Interview with Dr. habil. Thomas Probst of the German Federal Association for Secondary Raw Materials and Waste Disposal e.V.

The Corona crisis has shaken up the markets – including that of plastics recycling. Until about three years ago, the cost of recycling was almost on par with virgin materials. Due to price declines in crude oil quotations, the gap between virgin and recycled products has widened. The Fakuma trade show team talked about recycling with Dr. Thomas Probst from the German Association for Secondary Raw Materials and Waste Disposal (Bundesverband Sekundärrohstoffe und Entsorgung e.V. – bvse).

Dr. Probst, what expectations do you have for the plastics industry going into the next year?

The plastics manufacturers and the plastics processors suffer from ongoing distortions, these are in particular sales problems, plastics bashing and littering. And these points are, moreover, all interconnected. The Gordian knot must finally be cut – consumers and policymakers should become aware of the benefits of the material flow.

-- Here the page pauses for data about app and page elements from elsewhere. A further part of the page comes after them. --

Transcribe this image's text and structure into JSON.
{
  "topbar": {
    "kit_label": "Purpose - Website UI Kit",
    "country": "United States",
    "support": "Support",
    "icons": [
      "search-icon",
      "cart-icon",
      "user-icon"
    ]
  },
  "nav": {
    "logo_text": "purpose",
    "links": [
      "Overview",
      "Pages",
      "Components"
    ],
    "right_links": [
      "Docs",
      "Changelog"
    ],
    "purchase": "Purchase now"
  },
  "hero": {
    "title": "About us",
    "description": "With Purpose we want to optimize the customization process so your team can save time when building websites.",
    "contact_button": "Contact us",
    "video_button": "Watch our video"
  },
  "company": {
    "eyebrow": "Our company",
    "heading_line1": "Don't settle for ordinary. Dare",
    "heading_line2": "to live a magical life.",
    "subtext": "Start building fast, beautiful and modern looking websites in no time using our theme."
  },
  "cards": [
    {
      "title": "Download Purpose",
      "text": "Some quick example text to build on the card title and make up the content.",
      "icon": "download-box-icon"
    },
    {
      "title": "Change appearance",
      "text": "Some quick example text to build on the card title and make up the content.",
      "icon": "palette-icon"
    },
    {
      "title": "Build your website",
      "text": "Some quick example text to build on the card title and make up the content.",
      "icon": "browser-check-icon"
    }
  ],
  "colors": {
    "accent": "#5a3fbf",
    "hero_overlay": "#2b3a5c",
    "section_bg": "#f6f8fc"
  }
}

The aforementioned problems have been building for years. Corona made the situation much worse. But a crisis also holds the opportunity for reorientation. So we certainly have a significant backlog in mid to late 2021, which will continue to grow. The transformation of the plastics industry toward greater sustainability has begun. And this must be actively communicated. The recycling of plastics is one of the positive aspects that must be actively communicated. The plastics industry must therefore make an unreserved global commitment to plastics recycling. Moreover, plastics recycling generates global opportunities and markets.

What are the latest developments in plastics for packaging?

The changes in packaging plastics can be well illustrated. First, there is clearly the general trend here – away from plastics – unfortunately. Paper packaging, or more precisely paper composites, are the winners here. And the eyewash here is that the composites can’t even do without a thin plastic film, hot-applied or bonded. In addition, barrier layers in paper composites are essential to protect the packaged goods (moisture, grease, evaporation, oxygen barrier). Although there are other composite systems, none of them is ultimately advantageous for further processing in paper mills.

The next trend consists of material shifts in lightweight packaging, away from polyolefins and away from polystyrene to PET. Unfortunately, we also see that insoluble composites, for example between labels and packaging, are increasingly being placed on the market. In the case of hollow bodies, for example, the paper portion is hot-applied to the plastic. And these paper fibers are then found in the regranulates. However, through D4R – Design for Recycling – there are also increasingly positive trends that are starting to take hold. D4R is an important adjusting screw if the recyclers’ specifications are observed.

In 2020, the recyclate market is on its knees - how can recycling be made attractive again from your point of view?

In order to guarantee that plastic recycling can still exist at all, immediate efforts are required from packers and distributors. And these efforts involve significantly larger volumes of LVP plastics, which must include recyclates. Unfortunately, many have not understood that an additional 500,000 tons of plastics will need to be recycled by 2025; this results from a voluntary commitment by plastic packagers. In addition, the demanding quotas of 63 percent for mechanical recycling from the Packaging Act must be met for LVP.

So it’s not so much an issue that puts pressure on recyclers, but on producers. The good news is that well-known brand-name manufacturers and discounters are already focusing on the sustainability of plastics recycling and thus living up to their product responsibility. However, these efforts are at the beginning and are far from enough! Recyclers and plastics processors must be rewarded for the associated avoidance of greenhouse gases, reduced energy use and resource conservation.

What exactly makes the recycling market so difficult? It is, after all, the basis for a successful circular economy.

The dislocations in the markets have made it clear that the pricing of virgin and recycled products is significantly different. New products are ultimately tied to the price of crude oil, which is currently unrivaled in terms of cheapness. Recycled plastics, however, represent the entire recycling chain – that is, collection, sorting, processing and recovery. Until early 2019, the cost of recycling was roughly on par with virgin materials. Due to price declines in crude oil quotations, which have received an additional boost from Corona, the gap between virgin and recycled products has widened.

"Bioplastics" is something we've known as a buzzword for a few years now. What is it all about, what is the status of developments, how and where are they applicable from your point of view?

Bioplastics are a broad field spanned by renewable raw materials, degradability and so-called drop-in solutions. Therefore, the answer is not simple. With regard to littering, bioplastics would have excellent opportunities if their degradability were appropriately triggered. When exposed to seawater, soil or light, these plastics should disintegrate after a period of time. However, people hardly dare to point out existing problems on this topic – these are, for example, home composting, additivation, the form of degradation into microparticles, complete decarbonization, and the price structure. So far, bioplastics have been successful in niches. For bulk plastics such as packaging, they have been too expensive so far, if you calculate production costs and processing alone. The tide turns, however, if one were to look at environmental costs as a whole. But bioplastics also carry an ecological backpack that mostly goes unnoticed.

Thank you very much Dr. Probst for your interesting information!